Smart cities have been provided some seed money from the Centre and the state, with some to be generated from their own budget. But the financial requirement still remains huge, as a smart city plan has to benefit the entire city and is not just limited to the area identified for development.
'Funding-related challenges emanate from delay in disbursal of funds owing to non-adherence to the conditions, contribution of funds from state governments and no bidder interest from the potential concessionaires for PPP projects,' says Ravinder Reddy, Partner, Grant Thornton India LLP. 'This can be suitably addressed with robust fundraising programmes from the state and local governments at the ULB levels through better collection of taxes, bond-raising programmes backed by governments, and other bridge financing schemes.'

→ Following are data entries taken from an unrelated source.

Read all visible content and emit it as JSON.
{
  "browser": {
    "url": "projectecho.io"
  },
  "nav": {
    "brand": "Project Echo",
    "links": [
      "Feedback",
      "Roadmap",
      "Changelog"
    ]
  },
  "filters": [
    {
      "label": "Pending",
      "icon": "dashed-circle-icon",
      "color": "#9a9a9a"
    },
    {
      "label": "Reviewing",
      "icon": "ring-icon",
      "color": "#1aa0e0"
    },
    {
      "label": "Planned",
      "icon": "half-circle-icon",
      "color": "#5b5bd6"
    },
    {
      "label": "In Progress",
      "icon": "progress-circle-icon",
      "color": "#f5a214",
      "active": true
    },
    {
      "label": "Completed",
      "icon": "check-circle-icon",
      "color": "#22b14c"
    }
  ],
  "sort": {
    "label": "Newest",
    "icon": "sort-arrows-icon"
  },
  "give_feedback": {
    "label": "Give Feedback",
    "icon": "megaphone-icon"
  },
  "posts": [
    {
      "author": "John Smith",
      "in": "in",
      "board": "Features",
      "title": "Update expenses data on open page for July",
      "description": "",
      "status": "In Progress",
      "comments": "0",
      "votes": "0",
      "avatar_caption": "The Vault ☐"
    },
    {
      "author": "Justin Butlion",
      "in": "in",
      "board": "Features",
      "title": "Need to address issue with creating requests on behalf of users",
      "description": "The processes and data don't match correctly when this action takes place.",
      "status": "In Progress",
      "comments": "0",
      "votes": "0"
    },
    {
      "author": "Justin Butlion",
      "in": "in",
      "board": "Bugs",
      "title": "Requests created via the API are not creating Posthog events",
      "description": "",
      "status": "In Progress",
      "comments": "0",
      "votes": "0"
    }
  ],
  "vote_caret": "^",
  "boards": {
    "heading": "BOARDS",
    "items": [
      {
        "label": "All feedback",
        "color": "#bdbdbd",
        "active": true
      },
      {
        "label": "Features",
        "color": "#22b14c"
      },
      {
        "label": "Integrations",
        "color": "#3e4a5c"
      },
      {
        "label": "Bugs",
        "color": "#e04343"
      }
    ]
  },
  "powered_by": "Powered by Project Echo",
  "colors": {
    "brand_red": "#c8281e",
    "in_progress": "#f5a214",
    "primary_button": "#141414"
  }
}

To this, Ajay Saxena, PPP Expert and Senior Urban Financing Specialist, adds, 'Financing smart cities through PPP, bond or any other debt instrument is the ideal way forward; else, this initiative will go waste as depending on the Centre or state governments to fund all activities is impossible and incorrect.' Citing his experience in Pune, he says, 'Although Pune is not entirely a smart city, it has raised funds through bonds for a water project, which is a by-product of smart city thinking. Also, the PPP project to install LED lights on the streets of the city has been successful.'
Funding projects through the PPP model continues to be an ideal and popular way to bridge the gap of funds or utilise funds optimally. 'Floating bonds at the SPV level would pose a challenge as it is dependent on grant funds and has limited revenue-generating sources at its level,' says Reddy. 'However, PPP funding is to be utilised selectively for big-ticket projects, where the revenue model is robust and project structures are appealing and attractive.' He says PPP projects have been envisaged in the smart cities of Thumakuru, Nagpur, Jalandhar and others in advanced stages of launch in the areas of affordable healthcare, solid waste, sports and affordable housing. If successful, the PPP option would pave the way for effective and efficient usage and saved funds may be used to build basic infrastructure projects.
In line with the national Smart Cities mission, Andhra Pradesh has designed its own state mission with the aim to develop 13 more smart cities. This mission, which strives for pan-city development, was initiated in 2017 in six cities - Srikakulam, Eluru, Nellore, Ongole, Kurnool and Ananthapur (all in the population range of 2-6 lakh) - as Phase-1 with financial assistance of Rs 100 crore from the state government for three years.
The state formed a JV with IL&FS Group - Andhra Pradesh Urban Infrastructure Asset Management (APUIAML) - to raise funds for sustainable urban infrastructure projects. According to Prakash Gaur, CEO, Andhra Pradesh Urban Infrastructure Asset Management, 'As per the smart city plan prepared by APUIAML for these six cities, investment potential of over Rs 5,000 crore has been envisaged. Apart from state funding support, the cities are leveraging convergence from schemes, enhancing revenue streams, additional FSIs, asset monetisation, etc, to meet the funding requirements.' He adds that project-based financing from external and bilateral agencies, FIs and Andhra Pradesh Urban Development Fund (APUDF) are also in the process for the identified projects.